/ 27 March 2019

How mystery changes to a R350m VBS loan cost the PIC millions

The changes appear to have been instituted by two former PIC officials and members of the PIC board
The changes appear to have been instituted by two former PIC officials and members of the PIC board, who have since been debarred from the financial services sector.

Three changes, which were not approved, were made at the 11th hour to the conditions attached to the R350-million loan facility by the Public Investment Corporation (PIC) to the now defunct VBS Mutual Bank, the commission of inquiry heard on Tuesday.

The changes appear to have been instituted by two former PIC officials and members of the PIC board, who have since been debarred from the financial services sector.

The PIC, which invests around R2-trillion, mostly on behalf of government employees was VBS’s second-largest shareholder with a 25.2% stake through its client the Government Employees Pension Fund (GEPF).

The GEPF has a legacy shareholding in the Venda based bank when it absorbed the pension fund of the Venda Bantustan government in 1996.

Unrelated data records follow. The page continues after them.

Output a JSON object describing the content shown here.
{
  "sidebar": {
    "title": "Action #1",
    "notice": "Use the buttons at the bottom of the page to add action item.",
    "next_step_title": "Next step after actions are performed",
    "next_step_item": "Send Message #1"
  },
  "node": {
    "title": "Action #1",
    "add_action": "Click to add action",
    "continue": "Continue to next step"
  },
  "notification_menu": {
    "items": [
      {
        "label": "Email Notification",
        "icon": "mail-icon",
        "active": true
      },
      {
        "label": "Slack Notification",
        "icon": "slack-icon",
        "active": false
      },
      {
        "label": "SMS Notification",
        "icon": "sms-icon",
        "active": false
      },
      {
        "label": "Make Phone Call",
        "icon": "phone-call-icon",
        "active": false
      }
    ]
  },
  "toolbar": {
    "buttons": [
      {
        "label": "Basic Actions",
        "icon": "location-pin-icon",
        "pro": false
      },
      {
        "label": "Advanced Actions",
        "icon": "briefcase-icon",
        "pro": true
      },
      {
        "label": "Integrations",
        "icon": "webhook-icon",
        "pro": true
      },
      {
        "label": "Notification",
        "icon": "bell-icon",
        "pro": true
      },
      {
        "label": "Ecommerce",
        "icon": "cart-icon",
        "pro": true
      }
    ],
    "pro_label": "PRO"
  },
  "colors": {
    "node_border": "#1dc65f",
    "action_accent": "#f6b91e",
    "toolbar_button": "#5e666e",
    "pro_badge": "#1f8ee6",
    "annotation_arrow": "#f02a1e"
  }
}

READ MORE: Former PIC officials implicated in VBS heist banned from financial services sector

VBS is bankrupt and was liquidated in November, after being placed under curatorship by the South African Reserve Bank (SARB) in March 2018.

Advocate Terry Motau’s forensic report ‘The Great Bank Heist’ found that the R350-million loan facility from the PIC to VBS was used to plug the cash hole at the bank.

The Motau report revealed almost R2-billion was looted from VBS and payments were made to several politically connected individuals.

Civil and criminal cases will be lengthy and are unlikely to recover the full amount that was taken.

The commission of inquiry, headed up by Justice Lex Mpati is investigating investment decisions taken by the asset manager.

Loan changes

Associate principal of impact investing at the PIC, Brendah Mdluli told the commission of inquiry that the R350-million loan extended to VBS in 2015 was a revolving credit facility, which allowed the bank to borrow or drawdown further, after having repaid the capital.

Mdluli testified that the application for the loan was first introduced to her in 2014 by Paul Magula who was then the associate principal for unlisted debt within the PIC’s Isibaya fund, and a director on the board of VBS.

He was later transferred to the risk division and she continued to correspond about the loan conditions with a PIC legal representative, Ernest Nesane, who was also a member of the VBS board, on behalf of the asset manager.

Both Magula and Nesane are banned from working in the financial services sector after they were found to be unfit and improper by the Financial Sector Conduct Authority (FSCA) for their role as VBS board members, the commission heard earlier in March.

Mdluli explained to the commission that the original loan facility agreement was changed on an electronic copy in April 2015 and she had printed out the original document sent earlier that month. The original document did not contain two controversial clauses. It was also the version she commented on.

The two clauses were added to the final agreement and she only became aware of the changes “at a very later stage” when VBS was placed under curatorship in March 2018.

This allowed the R350-million loan to be “subordinated” against other borrow creditors, which ranked the PIC debt below other claims by VBS lenders.

Another condition which was changed gave VBS the green light to convert the R350-million loan into equity or shares in the bank, at the discretion of the bank.

The original agreement also allowed for R200-million to be loaned initially and R150-million would be made available later in line with performance.

This condition was withdrawn in the final document.

Unlikely to recover funds

To date, VBS has used R324.8-million of the revolving credit facility, according to the PIC’s operations and investment support manager Sello Nkoane. The asset manager is unlikely to recover this money, given the changes to the original loan agreement.

Mdluli told the commission that the PIC’s legal department would be best placed to answer why the agreement was changed at the 11th hour.

Assistant commissioner Gill Marcus asked if the PIC has a system in place to monitor changes to draft agreements as there had been several similar cases to the VBS loan agreement and there should be “some review” of this.

Mdluli responded that the person sending the original document is responsible for monitoring the amendments and comments prior to final approval.

In the case of the VBS loan agreement, this was Nesane.

The PIC board in December said that it would pursue criminal charges against Nesane and Magula for failing to report suspicious transactions at VBS.

The inquiry is ongoing. — Fin24